It used to be that folks would flee the big city in favor of suburbs in an effort to combat the sky-high real estate prices that urban centers traditionally have. People would be willing to spend more money in fuel and more time commuting to the city in order to reap the benefits of cheaper housing and cost of living.

But these days, we’re seeing a flip in this trend, with more Americans migrating back to city centers.

With the economy steadily improving since the economic crisis of 2008, the urban exodus that we’ve been seeing over the years is not only starting to slow down, it’s reversing.

Consider the following stats:

▪           US metro areas were home to approximately 272.7 million people in 2014, up 2.4 million from 2013.

▪           Out of the 381 metro areas in the US, 298 gained in population in 2014.

▪           Metro areas in the US grew by approximately 2.3 million to 269.9 million people in 2014.

▪           Ten US cities now have 1 million or more residents, with San Jose now entering the ranks.

▪           The population growth trends have shifted to the core counties of the 381 metro areas in the US. Between 2006 and 2009, population growth in core counties grew 2.9%, while in outlying counties, it grew 3.6%. The trend reversed between 2010 and 2013, as population growth in core counties grew 2.7%, and only 1.9% in the outskirts.

▪           New York continues to remain the most populated metro area in the US, with approximately 20.1 million Americans calling it home last year. And between 2013 and 2014, the population growth in New York City was higher than the total population growth for the entire state of New York.

▪           Houston, Texas was the top metro area in the US in numerical increase, with 156,371 people added to the population between 2013 and 2014.

What’s contributing to this trend?

In 45 out of the 50 fastest-growing metro centers in the nation, the largest contributor to population growth was net migration, not higher birth rates.

Essentially, two groups are having the biggest effect on the urbanization across the US: young professionals, and baby boomers who are retiring and moving back to the city after they initially left to raise their families.

There is also the trend of young people getting married later in life, thereby delaying having children.
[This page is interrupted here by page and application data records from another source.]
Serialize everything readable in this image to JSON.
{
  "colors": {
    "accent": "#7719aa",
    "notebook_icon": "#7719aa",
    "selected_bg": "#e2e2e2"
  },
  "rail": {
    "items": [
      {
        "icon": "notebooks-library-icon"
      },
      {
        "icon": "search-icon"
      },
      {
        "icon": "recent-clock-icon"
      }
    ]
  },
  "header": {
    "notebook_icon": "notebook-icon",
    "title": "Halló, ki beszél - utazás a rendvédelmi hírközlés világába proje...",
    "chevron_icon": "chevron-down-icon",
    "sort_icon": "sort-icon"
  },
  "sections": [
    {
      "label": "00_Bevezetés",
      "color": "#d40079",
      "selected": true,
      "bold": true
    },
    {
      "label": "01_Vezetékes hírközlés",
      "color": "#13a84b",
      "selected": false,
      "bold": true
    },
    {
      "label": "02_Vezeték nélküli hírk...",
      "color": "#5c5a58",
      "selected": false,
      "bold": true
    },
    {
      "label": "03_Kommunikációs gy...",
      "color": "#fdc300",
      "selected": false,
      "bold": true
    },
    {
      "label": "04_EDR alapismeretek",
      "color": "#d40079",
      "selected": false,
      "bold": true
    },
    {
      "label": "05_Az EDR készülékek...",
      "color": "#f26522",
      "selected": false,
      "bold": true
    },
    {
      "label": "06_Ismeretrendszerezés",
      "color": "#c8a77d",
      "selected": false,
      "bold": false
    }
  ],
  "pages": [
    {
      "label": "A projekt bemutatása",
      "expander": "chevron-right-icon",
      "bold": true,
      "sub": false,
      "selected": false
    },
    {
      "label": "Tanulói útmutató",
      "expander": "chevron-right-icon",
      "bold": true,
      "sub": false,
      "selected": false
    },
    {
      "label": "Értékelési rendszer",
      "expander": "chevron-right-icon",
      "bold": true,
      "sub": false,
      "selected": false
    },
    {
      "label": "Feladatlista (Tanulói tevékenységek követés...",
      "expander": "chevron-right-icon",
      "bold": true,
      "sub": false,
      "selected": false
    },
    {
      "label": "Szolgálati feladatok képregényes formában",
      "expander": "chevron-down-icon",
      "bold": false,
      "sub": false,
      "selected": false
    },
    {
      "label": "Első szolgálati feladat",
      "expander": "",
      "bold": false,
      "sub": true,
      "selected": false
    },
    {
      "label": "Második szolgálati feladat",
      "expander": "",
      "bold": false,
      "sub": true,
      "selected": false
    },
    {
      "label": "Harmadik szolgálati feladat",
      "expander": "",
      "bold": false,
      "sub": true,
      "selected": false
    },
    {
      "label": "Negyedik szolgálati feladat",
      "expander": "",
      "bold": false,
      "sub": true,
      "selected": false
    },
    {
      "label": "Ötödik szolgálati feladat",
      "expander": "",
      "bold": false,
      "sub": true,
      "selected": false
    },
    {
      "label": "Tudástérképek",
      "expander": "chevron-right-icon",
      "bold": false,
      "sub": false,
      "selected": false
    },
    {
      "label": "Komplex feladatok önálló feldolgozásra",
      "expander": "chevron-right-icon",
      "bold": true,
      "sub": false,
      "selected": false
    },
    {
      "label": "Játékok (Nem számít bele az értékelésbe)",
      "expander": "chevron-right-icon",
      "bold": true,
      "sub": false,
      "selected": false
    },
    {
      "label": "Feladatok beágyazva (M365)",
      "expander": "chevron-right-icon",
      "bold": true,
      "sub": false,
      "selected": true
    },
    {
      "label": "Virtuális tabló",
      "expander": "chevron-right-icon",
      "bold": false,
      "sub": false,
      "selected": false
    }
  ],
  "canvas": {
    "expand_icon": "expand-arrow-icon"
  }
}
These are two major life events that typically spark a move to suburban areas.

The cost to buy a home in the ‘burbs isn’t exactly as affordable as it once was, either. Many young people simply cannot afford the down payment for a home in the city’s outskirts. Continued population influx and density to urban centers can also be attributed to cities’ sizable investments to infrastructure and transportation.

Regardless of the contributing factors, the trend towards urbanization continues to be a strong one.